Supplied data

━━━━━━━━━━━━━━━━━━━━━━━━━━━━━━

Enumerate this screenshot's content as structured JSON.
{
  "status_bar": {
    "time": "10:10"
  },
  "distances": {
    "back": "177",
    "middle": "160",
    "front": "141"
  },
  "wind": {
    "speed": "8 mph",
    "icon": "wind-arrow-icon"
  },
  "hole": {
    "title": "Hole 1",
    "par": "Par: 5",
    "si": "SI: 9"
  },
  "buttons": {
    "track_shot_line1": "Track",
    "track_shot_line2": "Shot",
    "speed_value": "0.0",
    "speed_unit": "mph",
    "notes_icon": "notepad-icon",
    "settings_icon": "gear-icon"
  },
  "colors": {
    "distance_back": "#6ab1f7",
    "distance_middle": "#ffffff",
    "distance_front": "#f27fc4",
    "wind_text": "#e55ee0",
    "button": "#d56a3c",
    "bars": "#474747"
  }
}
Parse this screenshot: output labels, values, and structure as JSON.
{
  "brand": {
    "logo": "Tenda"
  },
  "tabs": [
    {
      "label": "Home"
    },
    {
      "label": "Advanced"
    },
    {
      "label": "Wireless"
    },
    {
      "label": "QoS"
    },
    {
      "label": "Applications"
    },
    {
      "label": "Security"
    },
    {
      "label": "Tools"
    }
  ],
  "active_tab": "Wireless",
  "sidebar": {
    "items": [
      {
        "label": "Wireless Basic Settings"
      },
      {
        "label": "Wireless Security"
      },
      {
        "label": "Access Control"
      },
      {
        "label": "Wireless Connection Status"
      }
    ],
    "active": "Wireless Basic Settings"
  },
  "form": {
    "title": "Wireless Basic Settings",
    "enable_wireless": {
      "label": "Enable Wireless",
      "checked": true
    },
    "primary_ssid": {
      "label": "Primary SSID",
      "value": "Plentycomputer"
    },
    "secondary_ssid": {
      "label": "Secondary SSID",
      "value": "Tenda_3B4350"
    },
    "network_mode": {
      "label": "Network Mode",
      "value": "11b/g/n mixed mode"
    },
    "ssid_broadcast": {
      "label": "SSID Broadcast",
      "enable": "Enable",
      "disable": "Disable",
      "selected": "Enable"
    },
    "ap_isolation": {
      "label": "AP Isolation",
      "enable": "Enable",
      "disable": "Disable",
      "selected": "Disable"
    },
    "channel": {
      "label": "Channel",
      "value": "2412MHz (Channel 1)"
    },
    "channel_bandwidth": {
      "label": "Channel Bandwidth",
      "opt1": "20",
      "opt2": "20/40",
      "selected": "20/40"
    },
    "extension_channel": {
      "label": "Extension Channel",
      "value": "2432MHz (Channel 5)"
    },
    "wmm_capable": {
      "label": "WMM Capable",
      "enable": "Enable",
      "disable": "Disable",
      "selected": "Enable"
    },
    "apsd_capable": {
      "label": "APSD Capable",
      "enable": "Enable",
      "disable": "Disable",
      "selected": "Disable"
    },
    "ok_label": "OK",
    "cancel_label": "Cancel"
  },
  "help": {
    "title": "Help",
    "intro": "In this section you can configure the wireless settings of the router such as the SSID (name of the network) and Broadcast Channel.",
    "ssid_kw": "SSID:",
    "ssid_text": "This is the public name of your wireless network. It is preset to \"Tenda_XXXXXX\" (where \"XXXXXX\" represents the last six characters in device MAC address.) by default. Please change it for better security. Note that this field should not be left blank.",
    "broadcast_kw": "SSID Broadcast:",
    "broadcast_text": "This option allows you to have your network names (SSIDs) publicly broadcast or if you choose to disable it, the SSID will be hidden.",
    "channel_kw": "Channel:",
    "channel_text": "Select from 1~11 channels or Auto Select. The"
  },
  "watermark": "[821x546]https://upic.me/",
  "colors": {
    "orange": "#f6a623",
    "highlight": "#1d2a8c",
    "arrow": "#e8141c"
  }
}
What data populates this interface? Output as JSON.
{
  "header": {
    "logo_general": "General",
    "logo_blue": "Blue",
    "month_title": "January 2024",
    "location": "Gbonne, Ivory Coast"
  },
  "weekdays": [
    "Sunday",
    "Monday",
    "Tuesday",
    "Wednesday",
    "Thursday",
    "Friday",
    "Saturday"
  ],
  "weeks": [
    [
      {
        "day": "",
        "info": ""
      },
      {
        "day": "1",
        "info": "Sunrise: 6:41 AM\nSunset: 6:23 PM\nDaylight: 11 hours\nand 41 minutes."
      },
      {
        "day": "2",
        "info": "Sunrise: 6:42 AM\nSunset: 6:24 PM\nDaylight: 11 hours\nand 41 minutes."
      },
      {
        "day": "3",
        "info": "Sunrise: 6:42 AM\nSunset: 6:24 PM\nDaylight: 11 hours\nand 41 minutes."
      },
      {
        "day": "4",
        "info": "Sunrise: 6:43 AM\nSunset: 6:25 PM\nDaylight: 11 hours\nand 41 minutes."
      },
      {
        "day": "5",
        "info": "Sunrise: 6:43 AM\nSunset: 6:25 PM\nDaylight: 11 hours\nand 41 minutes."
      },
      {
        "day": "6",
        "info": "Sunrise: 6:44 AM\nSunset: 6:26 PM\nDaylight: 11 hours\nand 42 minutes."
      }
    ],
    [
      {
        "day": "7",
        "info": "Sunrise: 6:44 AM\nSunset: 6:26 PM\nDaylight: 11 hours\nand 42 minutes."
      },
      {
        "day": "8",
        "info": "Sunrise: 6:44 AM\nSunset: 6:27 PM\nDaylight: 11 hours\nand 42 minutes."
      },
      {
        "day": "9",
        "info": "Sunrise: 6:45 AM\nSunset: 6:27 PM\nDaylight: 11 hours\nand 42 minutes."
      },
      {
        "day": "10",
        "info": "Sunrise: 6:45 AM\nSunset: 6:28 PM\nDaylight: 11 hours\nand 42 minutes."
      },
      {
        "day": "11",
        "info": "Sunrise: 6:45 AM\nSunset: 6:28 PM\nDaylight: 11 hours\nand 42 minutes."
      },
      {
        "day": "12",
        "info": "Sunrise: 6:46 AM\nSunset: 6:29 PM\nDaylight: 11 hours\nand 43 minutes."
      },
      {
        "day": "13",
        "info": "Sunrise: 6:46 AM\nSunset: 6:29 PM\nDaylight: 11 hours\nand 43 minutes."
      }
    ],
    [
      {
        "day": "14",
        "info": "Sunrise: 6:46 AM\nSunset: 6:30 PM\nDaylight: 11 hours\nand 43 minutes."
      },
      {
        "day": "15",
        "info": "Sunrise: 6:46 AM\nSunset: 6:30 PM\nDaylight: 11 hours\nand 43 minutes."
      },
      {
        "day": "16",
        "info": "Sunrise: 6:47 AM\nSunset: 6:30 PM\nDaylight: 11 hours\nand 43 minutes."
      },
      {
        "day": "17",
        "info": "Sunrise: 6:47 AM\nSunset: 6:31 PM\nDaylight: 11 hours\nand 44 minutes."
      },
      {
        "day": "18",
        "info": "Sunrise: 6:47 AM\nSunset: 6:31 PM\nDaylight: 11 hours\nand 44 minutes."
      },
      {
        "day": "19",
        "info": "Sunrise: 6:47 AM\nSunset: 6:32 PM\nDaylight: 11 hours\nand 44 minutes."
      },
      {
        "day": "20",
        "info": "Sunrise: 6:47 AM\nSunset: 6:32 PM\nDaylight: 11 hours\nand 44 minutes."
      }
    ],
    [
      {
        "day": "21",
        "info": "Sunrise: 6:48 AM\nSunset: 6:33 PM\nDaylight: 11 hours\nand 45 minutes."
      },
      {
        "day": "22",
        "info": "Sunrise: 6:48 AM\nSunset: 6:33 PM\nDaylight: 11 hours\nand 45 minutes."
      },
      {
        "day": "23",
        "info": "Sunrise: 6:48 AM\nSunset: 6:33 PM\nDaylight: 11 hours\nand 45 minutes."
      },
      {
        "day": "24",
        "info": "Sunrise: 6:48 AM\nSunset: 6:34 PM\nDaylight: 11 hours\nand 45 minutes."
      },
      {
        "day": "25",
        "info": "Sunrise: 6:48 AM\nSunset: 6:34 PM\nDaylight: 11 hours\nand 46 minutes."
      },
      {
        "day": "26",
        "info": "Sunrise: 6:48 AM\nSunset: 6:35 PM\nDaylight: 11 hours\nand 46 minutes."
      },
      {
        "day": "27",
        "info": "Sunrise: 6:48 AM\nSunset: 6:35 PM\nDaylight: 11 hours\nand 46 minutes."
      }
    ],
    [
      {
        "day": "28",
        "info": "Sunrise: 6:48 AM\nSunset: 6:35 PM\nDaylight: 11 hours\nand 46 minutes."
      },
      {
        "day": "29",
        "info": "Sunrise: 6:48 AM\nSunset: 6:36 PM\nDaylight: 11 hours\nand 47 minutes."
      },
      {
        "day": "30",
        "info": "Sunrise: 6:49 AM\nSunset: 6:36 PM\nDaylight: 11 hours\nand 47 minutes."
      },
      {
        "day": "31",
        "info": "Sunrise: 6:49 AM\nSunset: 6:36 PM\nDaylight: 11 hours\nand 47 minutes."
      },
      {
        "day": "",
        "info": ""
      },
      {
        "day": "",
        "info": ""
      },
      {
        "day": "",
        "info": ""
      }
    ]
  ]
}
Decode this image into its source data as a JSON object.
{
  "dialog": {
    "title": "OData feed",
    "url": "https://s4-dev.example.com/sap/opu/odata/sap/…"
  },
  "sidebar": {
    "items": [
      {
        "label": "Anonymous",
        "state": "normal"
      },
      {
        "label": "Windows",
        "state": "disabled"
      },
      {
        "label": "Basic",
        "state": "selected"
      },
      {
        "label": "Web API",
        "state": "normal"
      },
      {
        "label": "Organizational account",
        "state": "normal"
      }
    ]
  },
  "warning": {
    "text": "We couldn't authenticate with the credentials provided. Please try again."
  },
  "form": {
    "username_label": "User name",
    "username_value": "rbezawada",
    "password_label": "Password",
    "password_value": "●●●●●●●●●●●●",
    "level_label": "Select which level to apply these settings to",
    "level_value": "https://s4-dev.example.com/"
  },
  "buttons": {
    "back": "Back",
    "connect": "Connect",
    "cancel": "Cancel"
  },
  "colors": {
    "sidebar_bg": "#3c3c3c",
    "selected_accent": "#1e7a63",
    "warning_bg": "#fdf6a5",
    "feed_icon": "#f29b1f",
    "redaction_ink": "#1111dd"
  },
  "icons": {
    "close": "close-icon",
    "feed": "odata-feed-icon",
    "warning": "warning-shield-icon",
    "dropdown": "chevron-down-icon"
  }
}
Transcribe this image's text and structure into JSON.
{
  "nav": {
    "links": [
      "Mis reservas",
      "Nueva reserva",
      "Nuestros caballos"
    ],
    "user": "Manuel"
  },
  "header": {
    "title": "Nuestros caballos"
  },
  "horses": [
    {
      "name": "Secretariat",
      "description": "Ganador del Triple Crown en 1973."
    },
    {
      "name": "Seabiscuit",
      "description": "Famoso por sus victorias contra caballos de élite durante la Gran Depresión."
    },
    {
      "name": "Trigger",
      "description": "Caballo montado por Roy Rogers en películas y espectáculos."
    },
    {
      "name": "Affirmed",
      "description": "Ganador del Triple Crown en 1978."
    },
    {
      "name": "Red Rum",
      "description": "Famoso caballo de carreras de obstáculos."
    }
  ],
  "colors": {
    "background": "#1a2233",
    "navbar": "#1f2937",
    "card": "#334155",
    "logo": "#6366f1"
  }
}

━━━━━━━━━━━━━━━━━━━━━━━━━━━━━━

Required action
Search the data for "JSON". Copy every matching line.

Exercise answer
Enumerate this screenshot's content as structured JSON.
Parse this screenshot: output labels, values, and structure as JSON.
What data populates this interface? Output as JSON.
Decode this image into its source data as a JSON object.
Transcribe this image's text and structure into JSON.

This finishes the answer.